» What the task asks: Could you print every record below exactly as it appears?

──────── Material provided

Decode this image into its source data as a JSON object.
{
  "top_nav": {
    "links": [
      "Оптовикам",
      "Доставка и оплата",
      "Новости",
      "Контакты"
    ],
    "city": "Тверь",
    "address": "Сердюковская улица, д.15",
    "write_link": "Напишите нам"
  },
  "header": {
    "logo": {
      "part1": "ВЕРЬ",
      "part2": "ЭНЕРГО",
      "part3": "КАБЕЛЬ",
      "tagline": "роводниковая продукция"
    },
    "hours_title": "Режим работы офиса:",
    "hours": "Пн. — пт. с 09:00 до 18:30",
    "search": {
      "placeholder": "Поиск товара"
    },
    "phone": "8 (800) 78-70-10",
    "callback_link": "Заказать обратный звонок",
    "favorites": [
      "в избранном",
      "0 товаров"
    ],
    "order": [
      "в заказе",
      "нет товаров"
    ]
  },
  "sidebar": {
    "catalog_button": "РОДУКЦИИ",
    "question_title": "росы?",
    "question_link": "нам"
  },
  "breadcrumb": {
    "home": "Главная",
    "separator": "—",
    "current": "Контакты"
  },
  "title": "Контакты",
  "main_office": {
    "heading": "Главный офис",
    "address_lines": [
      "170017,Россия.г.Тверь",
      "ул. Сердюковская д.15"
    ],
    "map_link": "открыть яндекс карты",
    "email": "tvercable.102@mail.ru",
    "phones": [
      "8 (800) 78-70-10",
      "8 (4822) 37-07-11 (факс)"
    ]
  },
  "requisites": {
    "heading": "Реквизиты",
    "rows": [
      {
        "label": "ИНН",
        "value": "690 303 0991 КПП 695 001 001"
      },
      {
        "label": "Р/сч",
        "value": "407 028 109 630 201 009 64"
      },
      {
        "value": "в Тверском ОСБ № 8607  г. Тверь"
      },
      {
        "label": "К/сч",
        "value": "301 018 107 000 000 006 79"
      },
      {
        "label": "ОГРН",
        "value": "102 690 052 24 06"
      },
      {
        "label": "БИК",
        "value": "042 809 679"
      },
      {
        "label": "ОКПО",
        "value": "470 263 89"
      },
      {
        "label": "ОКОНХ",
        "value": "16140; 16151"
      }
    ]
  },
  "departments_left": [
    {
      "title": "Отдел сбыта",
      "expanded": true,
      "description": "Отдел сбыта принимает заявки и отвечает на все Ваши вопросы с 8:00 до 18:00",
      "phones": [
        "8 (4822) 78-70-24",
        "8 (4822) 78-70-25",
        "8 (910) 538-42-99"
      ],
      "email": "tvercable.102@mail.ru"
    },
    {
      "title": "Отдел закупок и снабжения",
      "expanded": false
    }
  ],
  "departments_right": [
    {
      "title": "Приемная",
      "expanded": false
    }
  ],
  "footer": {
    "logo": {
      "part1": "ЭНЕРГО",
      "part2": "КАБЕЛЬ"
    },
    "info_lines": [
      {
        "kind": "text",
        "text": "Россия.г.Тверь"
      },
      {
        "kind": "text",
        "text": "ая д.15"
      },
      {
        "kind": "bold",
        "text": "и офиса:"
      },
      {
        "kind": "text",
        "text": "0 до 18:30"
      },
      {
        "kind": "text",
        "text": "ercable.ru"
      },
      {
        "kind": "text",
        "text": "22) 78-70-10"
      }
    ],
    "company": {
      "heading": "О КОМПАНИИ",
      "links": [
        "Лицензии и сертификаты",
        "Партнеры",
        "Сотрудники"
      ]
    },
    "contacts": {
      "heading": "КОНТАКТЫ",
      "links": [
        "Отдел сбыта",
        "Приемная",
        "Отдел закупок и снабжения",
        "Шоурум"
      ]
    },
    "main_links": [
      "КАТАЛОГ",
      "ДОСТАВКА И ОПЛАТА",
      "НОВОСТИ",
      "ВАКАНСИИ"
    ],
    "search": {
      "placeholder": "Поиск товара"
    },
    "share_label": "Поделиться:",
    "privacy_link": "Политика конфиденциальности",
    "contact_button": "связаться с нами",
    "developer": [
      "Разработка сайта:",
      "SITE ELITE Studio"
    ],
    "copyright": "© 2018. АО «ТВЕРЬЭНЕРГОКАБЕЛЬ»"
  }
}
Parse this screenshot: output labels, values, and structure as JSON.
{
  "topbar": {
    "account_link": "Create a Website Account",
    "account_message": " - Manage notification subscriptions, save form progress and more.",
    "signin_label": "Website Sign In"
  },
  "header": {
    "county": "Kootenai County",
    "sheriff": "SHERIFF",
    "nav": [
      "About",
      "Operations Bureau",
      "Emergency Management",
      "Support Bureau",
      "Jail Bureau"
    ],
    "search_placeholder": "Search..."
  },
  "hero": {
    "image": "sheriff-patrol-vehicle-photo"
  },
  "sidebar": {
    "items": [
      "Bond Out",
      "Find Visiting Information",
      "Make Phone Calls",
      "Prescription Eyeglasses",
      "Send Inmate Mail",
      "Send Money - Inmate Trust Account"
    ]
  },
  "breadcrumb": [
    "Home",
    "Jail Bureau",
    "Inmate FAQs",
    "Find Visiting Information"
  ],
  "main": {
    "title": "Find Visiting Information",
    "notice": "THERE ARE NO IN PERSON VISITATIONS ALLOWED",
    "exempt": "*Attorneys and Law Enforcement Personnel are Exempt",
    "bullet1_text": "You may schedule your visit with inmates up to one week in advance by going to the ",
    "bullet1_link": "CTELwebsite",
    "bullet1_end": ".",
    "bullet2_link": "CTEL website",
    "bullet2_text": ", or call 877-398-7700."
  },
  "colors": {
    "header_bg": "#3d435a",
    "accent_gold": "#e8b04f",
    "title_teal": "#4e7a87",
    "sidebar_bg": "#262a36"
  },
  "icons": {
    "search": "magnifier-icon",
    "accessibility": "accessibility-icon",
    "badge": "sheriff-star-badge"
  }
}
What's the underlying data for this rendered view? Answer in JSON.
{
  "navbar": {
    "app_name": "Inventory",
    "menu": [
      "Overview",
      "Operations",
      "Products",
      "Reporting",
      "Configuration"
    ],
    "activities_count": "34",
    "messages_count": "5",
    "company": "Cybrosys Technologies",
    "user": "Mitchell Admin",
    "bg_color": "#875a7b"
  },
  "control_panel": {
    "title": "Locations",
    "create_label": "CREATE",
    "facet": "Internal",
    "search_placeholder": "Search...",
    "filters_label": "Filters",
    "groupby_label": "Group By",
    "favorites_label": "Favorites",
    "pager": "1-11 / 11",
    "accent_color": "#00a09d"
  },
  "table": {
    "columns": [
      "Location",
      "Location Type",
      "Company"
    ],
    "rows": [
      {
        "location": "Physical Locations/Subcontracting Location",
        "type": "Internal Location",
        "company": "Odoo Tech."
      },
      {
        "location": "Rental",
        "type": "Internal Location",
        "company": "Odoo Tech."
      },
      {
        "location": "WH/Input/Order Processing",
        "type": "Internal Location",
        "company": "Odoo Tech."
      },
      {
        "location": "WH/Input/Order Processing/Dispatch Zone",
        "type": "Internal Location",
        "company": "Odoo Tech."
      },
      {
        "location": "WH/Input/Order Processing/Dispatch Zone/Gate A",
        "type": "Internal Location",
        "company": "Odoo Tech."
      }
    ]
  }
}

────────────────

» Output:
Decode this image into its source data as a JSON object.
{
  "top_nav": {
    "links": [
      "Оптовикам",
      "Доставка и оплата",
      "Новости",
      "Контакты"
    ],
    "city": "Тверь",
    "address": "Сердюковская улица, д.15",
    "write_link": "Напишите нам"
  },
  "header": {
    "logo": {
      "part1": "ВЕРЬ",
      "part2": "ЭНЕРГО",
      "part3": "КАБЕЛЬ",
      "tagline": "роводниковая продукция"
    },
    "hours_title": "Режим работы офиса:",
    "hours": "Пн. — пт. с 09:00 до 18:30",
    "search": {
      "placeholder": "Поиск товара"
    },
    "phone": "8 (800) 78-70-10",
    "callback_link": "Заказать обратный звонок",
    "favorites": [
      "в избранном",
      "0 товаров"
    ],
    "order": [
      "в заказе",
      "нет товаров"
    ]
  },
  "sidebar": {
    "catalog_button": "РОДУКЦИИ",
    "question_title": "росы?",
    "question_link": "нам"
  },
  "breadcrumb": {
    "home": "Главная",
    "separator": "—",
    "current": "Контакты"
  },
  "title": "Контакты",
  "main_office": {
    "heading": "Главный офис",
    "address_lines": [
      "170017,Россия.г.Тверь",
      "ул. Сердюковская д.15"
    ],
    "map_link": "открыть яндекс карты",
    "email": "tvercable.102@mail.ru",
    "phones": [
      "8 (800) 78-70-10",
      "8 (4822) 37-07-11 (факс)"
    ]
  },
  "requisites": {
    "heading": "Реквизиты",
    "rows": [
      {
        "label": "ИНН",
        "value": "690 303 0991 КПП 695 001 001"
      },
      {
        "label": "Р/сч",
        "value": "407 028 109 630 201 009 64"
      },
      {
        "value": "в Тверском ОСБ № 8607  г. Тверь"
      },
      {
        "label": "К/сч",
        "value": "301 018 107 000 000 006 79"
      },
      {
        "label": "ОГРН",
        "value": "102 690 052 24 06"
      },
      {
        "label": "БИК",
        "value": "042 809 679"
      },
      {
        "label": "ОКПО",
        "value": "470 263 89"
      },
      {
        "label": "ОКОНХ",
        "value": "16140; 16151"
      }
    ]
  },
  "departments_left": [
    {
      "title": "Отдел сбыта",
      "expanded": true,
      "description": "Отдел сбыта принимает заявки и отвечает на все Ваши вопросы с 8:00 до 18:00",
      "phones": [
        "8 (4822) 78-70-24",
        "8 (4822) 78-70-25",
        "8 (910) 538-42-99"
      ],
      "email": "tvercable.102@mail.ru"
    },
    {
      "title": "Отдел закупок и снабжения",
      "expanded": false
    }
  ],
  "departments_right": [
    {
      "title": "Приемная",
      "expanded": false
    }
  ],
  "footer": {
    "logo": {
      "part1": "ЭНЕРГО",
      "part2": "КАБЕЛЬ"
    },
    "info_lines": [
      {
        "kind": "text",
        "text": "Россия.г.Тверь"
      },
      {
        "kind": "text",
        "text": "ая д.15"
      },
      {
        "kind": "bold",
        "text": "и офиса:"
      },
      {
        "kind": "text",
        "text": "0 до 18:30"
      },
      {
        "kind": "text",
        "text": "ercable.ru"
      },
      {
        "kind": "text",
        "text": "22) 78-70-10"
      }
    ],
    "company": {
      "heading": "О КОМПАНИИ",
      "links": [
        "Лицензии и сертификаты",
        "Партнеры",
        "Сотрудники"
      ]
    },
    "contacts": {
      "heading": "КОНТАКТЫ",
      "links": [
        "Отдел сбыта",
        "Приемная",
        "Отдел закупок и снабжения",
        "Шоурум"
      ]
    },
    "main_links": [
      "КАТАЛОГ",
      "ДОСТАВКА И ОПЛАТА",
      "НОВОСТИ",
      "ВАКАНСИИ"
    ],
    "search": {
      "placeholder": "Поиск товара"
    },
    "share_label": "Поделиться:",
    "privacy_link": "Политика конфиденциальности",
    "contact_button": "связаться с нами",
    "developer": [
      "Разработка сайта:",
      "SITE ELITE Studio"
    ],
    "copyright": "© 2018. АО «ТВЕРЬЭНЕРГОКАБЕЛЬ»"
  }
}
Parse this screenshot: output labels, values, and structure as JSON.
{
  "topbar": {
    "account_link": "Create a Website Account",
    "account_message": " - Manage notification subscriptions, save form progress and more.",
    "signin_label": "Website Sign In"
  },
  "header": {
    "county": "Kootenai County",
    "sheriff": "SHERIFF",
    "nav": [
      "About",
      "Operations Bureau",
      "Emergency Management",
      "Support Bureau",
      "Jail Bureau"
    ],
    "search_placeholder": "Search..."
  },
  "hero": {
    "image": "sheriff-patrol-vehicle-photo"
  },
  "sidebar": {
    "items": [
      "Bond Out",
      "Find Visiting Information",
      "Make Phone Calls",
      "Prescription Eyeglasses",
      "Send Inmate Mail",
      "Send Money - Inmate Trust Account"
    ]
  },
  "breadcrumb": [
    "Home",
    "Jail Bureau",
    "Inmate FAQs",
    "Find Visiting Information"
  ],
  "main": {
    "title": "Find Visiting Information",
    "notice": "THERE ARE NO IN PERSON VISITATIONS ALLOWED",
    "exempt": "*Attorneys and Law Enforcement Personnel are Exempt",
    "bullet1_text": "You may schedule your visit with inmates up to one week in advance by going to the ",
    "bullet1_link": "CTELwebsite",
    "bullet1_end": ".",
    "bullet2_link": "CTEL website",
    "bullet2_text": ", or call 877-398-7700."
  },
  "colors": {
    "header_bg": "#3d435a",
    "accent_gold": "#e8b04f",
    "title_teal": "#4e7a87",
    "sidebar_bg": "#262a36"
  },
  "icons": {
    "search": "magnifier-icon",
    "accessibility": "accessibility-icon",
    "badge": "sheriff-star-badge"
  }
}
What's the underlying data for this rendered view? Answer in JSON.
{
  "navbar": {
    "app_name": "Inventory",
    "menu": [
      "Overview",
      "Operations",
      "Products",
      "Reporting",
      "Configuration"
    ],
    "activities_count": "34",
    "messages_count": "5",
    "company": "Cybrosys Technologies",
    "user": "Mitchell Admin",
    "bg_color": "#875a7b"
  },
  "control_panel": {
    "title": "Locations",
    "create_label": "CREATE",
    "facet": "Internal",
    "search_placeholder": "Search...",
    "filters_label": "Filters",
    "groupby_label": "Group By",
    "favorites_label": "Favorites",
    "pager": "1-11 / 11",
    "accent_color": "#00a09d"
  },
  "table": {
    "columns": [
      "Location",
      "Location Type",
      "Company"
    ],
    "rows": [
      {
        "location": "Physical Locations/Subcontracting Location",
        "type": "Internal Location",
        "company": "Odoo Tech."
      },
      {
        "location": "Rental",
        "type": "Internal Location",
        "company": "Odoo Tech."
      },
      {
        "location": "WH/Input/Order Processing",
        "type": "Internal Location",
        "company": "Odoo Tech."
      },
      {
        "location": "WH/Input/Order Processing/Dispatch Zone",
        "type": "Internal Location",
        "company": "Odoo Tech."
      },
      {
        "location": "WH/Input/Order Processing/Dispatch Zone/Gate A",
        "type": "Internal Location",
        "company": "Odoo Tech."
      }
    ]
  }
}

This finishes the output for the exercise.